## Your instructions
Search the entries for the word "text" and copy each line that has it.
Records shown: Begin
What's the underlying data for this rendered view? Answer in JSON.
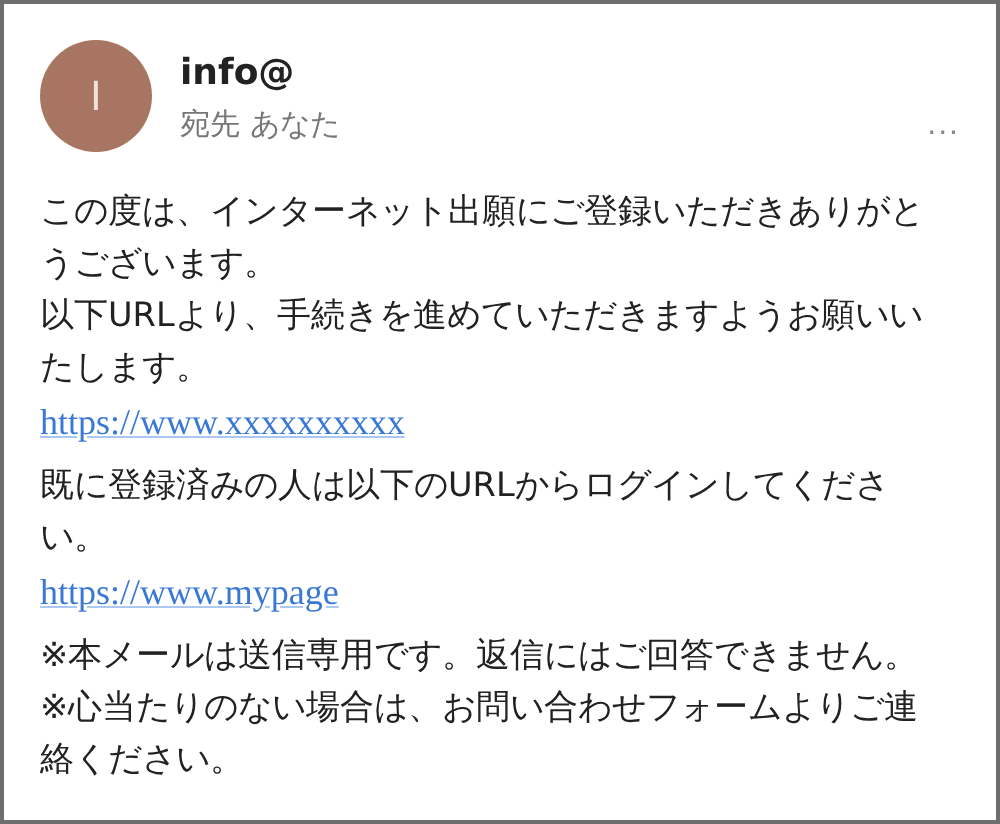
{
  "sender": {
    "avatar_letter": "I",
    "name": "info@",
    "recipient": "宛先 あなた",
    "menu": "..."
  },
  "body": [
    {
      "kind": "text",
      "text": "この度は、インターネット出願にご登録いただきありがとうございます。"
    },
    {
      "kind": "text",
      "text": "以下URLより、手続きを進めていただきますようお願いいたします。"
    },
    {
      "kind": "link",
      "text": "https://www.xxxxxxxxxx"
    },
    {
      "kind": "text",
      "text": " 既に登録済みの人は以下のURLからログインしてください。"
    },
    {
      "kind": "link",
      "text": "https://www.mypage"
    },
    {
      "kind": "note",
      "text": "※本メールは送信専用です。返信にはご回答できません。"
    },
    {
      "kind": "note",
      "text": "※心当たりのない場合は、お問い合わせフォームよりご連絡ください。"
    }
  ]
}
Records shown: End
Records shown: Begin
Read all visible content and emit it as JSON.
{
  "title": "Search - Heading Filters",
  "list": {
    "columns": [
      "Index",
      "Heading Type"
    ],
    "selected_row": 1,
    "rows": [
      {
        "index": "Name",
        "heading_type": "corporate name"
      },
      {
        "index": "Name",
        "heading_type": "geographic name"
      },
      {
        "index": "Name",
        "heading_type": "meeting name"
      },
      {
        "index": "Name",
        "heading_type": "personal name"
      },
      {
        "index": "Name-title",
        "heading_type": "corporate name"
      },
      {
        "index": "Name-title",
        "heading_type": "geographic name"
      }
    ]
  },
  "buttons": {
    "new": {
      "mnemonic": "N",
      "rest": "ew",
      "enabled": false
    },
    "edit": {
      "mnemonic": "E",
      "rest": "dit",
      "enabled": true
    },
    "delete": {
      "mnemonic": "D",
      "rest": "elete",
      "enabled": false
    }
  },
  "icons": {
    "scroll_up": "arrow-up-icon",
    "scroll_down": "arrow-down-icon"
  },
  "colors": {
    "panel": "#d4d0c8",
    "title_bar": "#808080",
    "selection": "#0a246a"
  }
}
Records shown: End
## Result
      "kind": "text",
      "text": "この度は、インターネット出願にご登録いただきありがとうございます。"
      "kind": "text",
      "text": "以下URLより、手続きを進めていただきますようお願いいたします。"
      "text": "https://www.xxxxxxxxxx"
      "kind": "text",
      "text": " 既に登録済みの人は以下のURLからログインしてください。"
      "text": "https://www.mypage"
      "text": "※本メールは送信専用です。返信にはご回答できません。"
      "text": "※心当たりのない場合は、お問い合わせフォームよりご連絡ください。"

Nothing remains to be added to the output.